> Your assignment
Count the lines in the records below that contain the word "title", and give only that count.

> Dataset rows describing interfaces

---+---

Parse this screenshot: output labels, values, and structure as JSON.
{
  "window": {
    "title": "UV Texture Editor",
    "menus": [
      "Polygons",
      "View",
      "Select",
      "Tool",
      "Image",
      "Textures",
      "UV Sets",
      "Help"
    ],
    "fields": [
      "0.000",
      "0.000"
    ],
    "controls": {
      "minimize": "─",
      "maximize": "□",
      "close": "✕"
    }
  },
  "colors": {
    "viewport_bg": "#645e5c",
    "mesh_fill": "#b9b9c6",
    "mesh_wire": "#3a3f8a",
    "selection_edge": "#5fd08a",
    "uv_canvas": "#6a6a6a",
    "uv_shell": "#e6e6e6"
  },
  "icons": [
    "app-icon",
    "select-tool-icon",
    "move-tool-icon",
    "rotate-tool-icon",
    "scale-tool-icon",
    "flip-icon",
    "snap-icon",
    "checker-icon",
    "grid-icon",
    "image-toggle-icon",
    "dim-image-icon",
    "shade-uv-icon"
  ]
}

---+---

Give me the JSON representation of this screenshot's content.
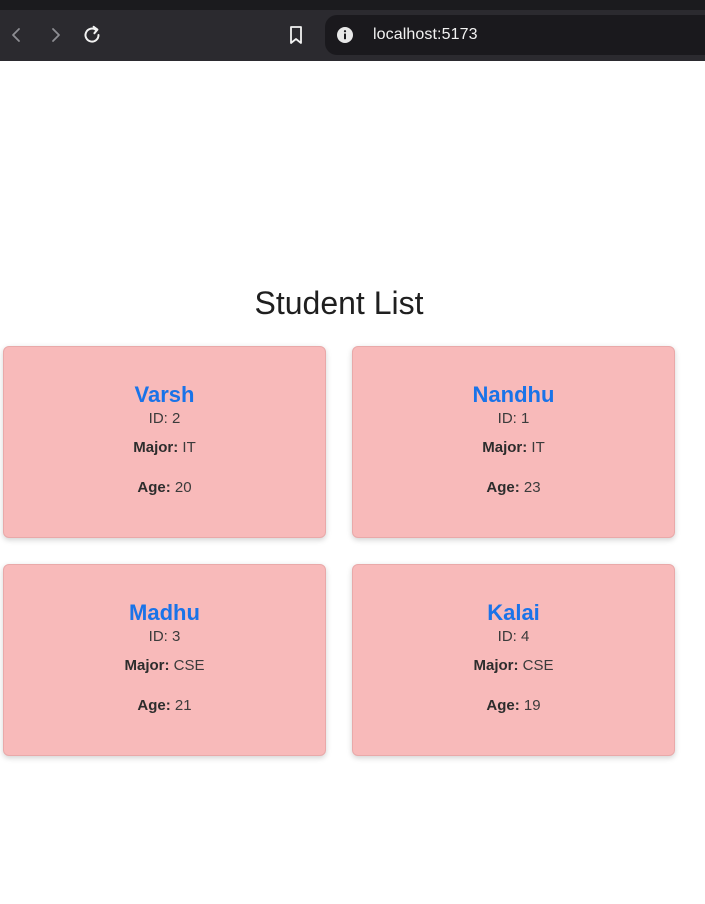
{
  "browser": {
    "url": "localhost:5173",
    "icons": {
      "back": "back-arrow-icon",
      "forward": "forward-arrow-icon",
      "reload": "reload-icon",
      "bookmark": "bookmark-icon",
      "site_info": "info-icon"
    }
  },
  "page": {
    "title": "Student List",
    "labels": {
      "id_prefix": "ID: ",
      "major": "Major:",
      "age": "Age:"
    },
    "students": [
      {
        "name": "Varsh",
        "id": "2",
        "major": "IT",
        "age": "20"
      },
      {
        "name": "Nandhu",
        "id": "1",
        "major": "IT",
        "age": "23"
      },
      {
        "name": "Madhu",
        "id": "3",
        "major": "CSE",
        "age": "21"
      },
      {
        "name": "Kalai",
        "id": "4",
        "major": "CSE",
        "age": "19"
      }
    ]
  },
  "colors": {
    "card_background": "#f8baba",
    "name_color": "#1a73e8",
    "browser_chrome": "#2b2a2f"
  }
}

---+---

> Output of the exercise
2